Exercise goal:
For the data below, please report each line where the word "that" is found.

Data about app and page elements:
<<<<
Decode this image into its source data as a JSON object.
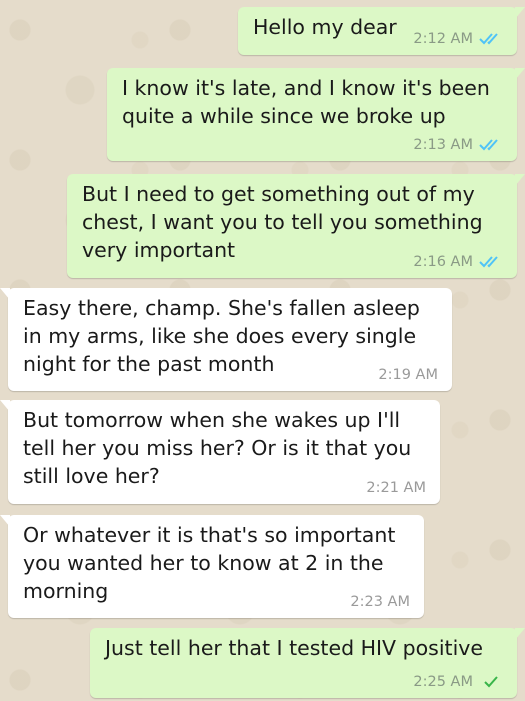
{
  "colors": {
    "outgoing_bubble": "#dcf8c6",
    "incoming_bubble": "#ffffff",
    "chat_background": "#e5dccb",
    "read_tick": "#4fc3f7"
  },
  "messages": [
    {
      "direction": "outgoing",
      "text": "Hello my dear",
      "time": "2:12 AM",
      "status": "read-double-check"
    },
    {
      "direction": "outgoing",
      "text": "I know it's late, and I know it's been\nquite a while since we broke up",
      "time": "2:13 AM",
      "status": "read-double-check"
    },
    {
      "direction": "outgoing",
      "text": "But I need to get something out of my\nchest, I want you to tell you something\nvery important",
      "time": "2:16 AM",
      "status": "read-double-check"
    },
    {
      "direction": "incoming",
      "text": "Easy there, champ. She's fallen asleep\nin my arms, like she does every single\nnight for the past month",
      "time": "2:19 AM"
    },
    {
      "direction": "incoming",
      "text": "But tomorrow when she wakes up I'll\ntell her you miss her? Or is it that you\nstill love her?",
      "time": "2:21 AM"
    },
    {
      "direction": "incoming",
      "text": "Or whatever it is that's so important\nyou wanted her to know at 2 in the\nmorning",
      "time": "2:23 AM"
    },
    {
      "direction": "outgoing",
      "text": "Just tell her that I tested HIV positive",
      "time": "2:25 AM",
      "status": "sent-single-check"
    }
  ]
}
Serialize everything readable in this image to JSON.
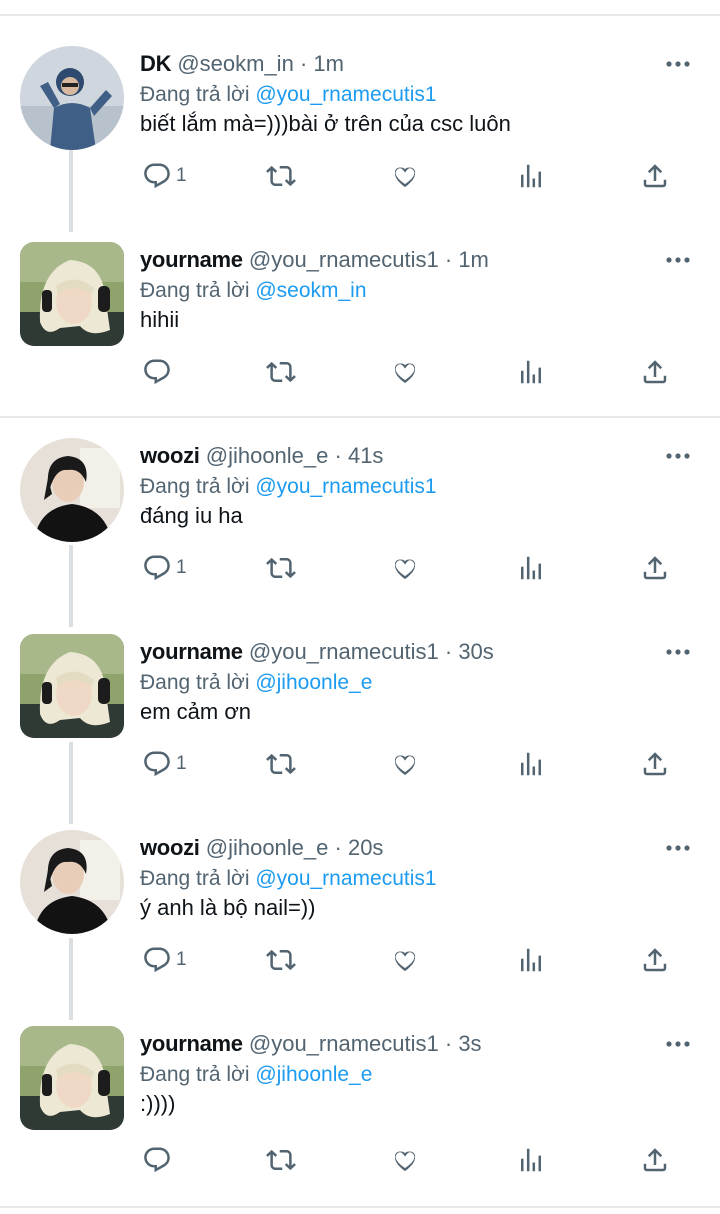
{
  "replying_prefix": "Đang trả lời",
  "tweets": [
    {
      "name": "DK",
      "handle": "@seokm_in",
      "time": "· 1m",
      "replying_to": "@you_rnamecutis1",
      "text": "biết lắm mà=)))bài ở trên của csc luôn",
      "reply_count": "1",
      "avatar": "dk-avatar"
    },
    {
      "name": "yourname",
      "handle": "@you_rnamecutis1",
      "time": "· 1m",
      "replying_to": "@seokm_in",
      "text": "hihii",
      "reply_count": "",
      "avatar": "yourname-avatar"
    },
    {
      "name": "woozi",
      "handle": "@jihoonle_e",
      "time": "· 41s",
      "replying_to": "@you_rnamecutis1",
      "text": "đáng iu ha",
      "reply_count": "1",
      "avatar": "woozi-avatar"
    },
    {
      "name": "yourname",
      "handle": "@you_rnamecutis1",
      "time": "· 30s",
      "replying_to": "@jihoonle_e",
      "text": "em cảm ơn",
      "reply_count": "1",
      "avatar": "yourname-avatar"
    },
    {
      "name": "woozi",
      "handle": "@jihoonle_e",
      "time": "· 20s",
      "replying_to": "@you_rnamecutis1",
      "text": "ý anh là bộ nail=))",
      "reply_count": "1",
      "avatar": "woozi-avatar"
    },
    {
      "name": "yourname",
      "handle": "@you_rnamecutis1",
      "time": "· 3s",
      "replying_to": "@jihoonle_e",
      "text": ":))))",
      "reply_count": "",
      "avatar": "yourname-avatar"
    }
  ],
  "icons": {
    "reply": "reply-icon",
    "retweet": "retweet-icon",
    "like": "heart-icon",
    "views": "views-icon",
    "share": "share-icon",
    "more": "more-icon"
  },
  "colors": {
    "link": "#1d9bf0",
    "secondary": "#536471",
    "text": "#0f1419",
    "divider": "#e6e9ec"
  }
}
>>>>
Solved exercise:
      "text": "But tomorrow when she wakes up I'll\ntell her you miss her? Or is it that you\nstill love her?",
      "text": "Or whatever it is that's so important\nyou wanted her to know at 2 in the\nmorning",
      "text": "Just tell her that I tested HIV positive",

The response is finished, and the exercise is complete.